━━ Material provided ━━

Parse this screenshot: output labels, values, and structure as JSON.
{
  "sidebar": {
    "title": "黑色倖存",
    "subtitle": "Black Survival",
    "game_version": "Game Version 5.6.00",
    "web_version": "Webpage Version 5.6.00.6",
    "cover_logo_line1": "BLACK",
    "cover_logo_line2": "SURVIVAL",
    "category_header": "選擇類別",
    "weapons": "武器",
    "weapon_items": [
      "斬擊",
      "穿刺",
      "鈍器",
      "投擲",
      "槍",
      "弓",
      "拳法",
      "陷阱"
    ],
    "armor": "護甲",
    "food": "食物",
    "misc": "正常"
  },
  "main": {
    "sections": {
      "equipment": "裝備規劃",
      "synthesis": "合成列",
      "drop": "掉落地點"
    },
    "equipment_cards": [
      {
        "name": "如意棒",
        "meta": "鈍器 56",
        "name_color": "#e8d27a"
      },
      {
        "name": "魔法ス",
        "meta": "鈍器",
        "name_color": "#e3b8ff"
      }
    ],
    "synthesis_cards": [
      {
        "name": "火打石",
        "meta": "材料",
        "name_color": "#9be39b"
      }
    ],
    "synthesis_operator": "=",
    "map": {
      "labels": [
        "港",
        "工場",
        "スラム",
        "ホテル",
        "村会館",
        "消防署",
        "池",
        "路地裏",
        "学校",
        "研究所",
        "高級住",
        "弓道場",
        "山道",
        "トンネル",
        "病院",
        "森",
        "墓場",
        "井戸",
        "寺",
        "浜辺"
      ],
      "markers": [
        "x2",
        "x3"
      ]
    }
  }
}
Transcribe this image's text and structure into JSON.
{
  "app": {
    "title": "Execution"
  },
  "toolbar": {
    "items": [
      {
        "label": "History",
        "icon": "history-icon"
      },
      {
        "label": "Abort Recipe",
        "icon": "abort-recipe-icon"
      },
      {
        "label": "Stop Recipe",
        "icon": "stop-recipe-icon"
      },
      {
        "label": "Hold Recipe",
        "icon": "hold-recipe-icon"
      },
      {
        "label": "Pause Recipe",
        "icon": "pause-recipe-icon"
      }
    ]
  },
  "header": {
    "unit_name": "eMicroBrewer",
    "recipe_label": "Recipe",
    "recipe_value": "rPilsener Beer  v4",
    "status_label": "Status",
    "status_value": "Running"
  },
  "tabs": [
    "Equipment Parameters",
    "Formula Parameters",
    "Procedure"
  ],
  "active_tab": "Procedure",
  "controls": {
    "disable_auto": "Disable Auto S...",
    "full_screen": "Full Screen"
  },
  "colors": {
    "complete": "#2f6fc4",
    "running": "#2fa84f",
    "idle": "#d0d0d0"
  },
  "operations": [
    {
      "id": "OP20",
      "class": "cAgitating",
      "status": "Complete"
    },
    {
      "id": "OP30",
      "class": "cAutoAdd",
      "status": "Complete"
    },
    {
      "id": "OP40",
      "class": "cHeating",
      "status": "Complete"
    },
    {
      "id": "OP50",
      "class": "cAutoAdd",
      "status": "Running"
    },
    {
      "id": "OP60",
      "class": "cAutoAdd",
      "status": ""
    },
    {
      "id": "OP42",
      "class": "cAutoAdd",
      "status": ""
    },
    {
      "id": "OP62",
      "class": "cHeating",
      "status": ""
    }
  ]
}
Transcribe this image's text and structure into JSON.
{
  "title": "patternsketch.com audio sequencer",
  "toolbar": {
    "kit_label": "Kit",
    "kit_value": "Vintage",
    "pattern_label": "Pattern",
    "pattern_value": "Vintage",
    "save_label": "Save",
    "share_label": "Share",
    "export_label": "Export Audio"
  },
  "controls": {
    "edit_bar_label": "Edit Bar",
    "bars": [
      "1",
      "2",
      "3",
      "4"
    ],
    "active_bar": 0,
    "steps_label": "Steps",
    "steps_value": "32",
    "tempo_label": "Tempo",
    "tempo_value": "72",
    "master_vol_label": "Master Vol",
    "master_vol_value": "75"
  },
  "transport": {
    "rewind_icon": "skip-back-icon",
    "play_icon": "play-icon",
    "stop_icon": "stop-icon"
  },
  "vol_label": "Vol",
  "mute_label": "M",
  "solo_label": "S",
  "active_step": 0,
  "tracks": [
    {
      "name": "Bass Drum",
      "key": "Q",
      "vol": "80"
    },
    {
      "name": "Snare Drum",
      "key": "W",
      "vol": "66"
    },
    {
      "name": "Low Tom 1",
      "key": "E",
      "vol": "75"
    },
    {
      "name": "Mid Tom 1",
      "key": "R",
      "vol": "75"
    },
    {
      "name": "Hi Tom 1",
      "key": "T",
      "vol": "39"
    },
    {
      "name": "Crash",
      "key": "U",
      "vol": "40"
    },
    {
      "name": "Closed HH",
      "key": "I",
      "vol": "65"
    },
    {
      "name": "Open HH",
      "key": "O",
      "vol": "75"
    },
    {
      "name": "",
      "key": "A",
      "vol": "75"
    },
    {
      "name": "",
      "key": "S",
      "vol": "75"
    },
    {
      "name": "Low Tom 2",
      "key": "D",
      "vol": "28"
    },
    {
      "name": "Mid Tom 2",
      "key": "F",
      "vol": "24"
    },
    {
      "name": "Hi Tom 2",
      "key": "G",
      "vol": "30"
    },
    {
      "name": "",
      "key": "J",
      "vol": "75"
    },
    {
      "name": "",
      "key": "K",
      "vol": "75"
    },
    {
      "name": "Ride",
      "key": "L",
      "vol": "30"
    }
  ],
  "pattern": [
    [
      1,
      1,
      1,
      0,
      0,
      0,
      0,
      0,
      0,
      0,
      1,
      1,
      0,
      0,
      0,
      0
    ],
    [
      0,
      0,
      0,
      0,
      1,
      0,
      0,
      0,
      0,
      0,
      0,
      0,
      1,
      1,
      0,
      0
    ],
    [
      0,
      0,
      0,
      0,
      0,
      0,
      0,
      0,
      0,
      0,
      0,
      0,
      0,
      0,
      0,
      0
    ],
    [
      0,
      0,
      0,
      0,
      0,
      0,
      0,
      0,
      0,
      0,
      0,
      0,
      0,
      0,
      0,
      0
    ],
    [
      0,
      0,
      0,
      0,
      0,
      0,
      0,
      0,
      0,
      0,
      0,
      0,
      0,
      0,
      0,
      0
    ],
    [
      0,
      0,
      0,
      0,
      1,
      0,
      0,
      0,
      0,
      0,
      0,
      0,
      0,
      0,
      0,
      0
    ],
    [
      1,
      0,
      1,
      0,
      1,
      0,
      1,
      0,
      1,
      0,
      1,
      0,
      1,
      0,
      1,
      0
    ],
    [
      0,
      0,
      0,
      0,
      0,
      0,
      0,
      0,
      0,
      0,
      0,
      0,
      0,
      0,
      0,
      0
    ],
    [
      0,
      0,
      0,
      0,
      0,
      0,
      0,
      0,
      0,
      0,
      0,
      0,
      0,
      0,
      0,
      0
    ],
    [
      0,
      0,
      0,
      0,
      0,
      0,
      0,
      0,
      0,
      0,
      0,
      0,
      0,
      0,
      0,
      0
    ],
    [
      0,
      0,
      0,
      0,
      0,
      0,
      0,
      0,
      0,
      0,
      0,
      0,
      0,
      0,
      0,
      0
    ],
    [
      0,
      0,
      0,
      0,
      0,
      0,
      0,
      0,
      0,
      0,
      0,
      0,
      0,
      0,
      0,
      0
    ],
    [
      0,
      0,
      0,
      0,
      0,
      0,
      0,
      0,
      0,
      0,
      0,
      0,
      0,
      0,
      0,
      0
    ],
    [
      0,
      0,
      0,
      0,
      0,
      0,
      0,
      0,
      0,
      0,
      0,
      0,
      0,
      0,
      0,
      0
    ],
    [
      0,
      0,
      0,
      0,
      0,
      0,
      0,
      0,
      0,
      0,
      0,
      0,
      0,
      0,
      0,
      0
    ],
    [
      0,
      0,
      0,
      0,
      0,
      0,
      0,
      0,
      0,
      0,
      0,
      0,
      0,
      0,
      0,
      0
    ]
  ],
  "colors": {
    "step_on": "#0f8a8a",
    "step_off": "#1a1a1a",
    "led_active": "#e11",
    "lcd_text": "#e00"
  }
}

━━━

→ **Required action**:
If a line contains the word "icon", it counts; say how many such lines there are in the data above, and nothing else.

→ **Completed exercise**:
8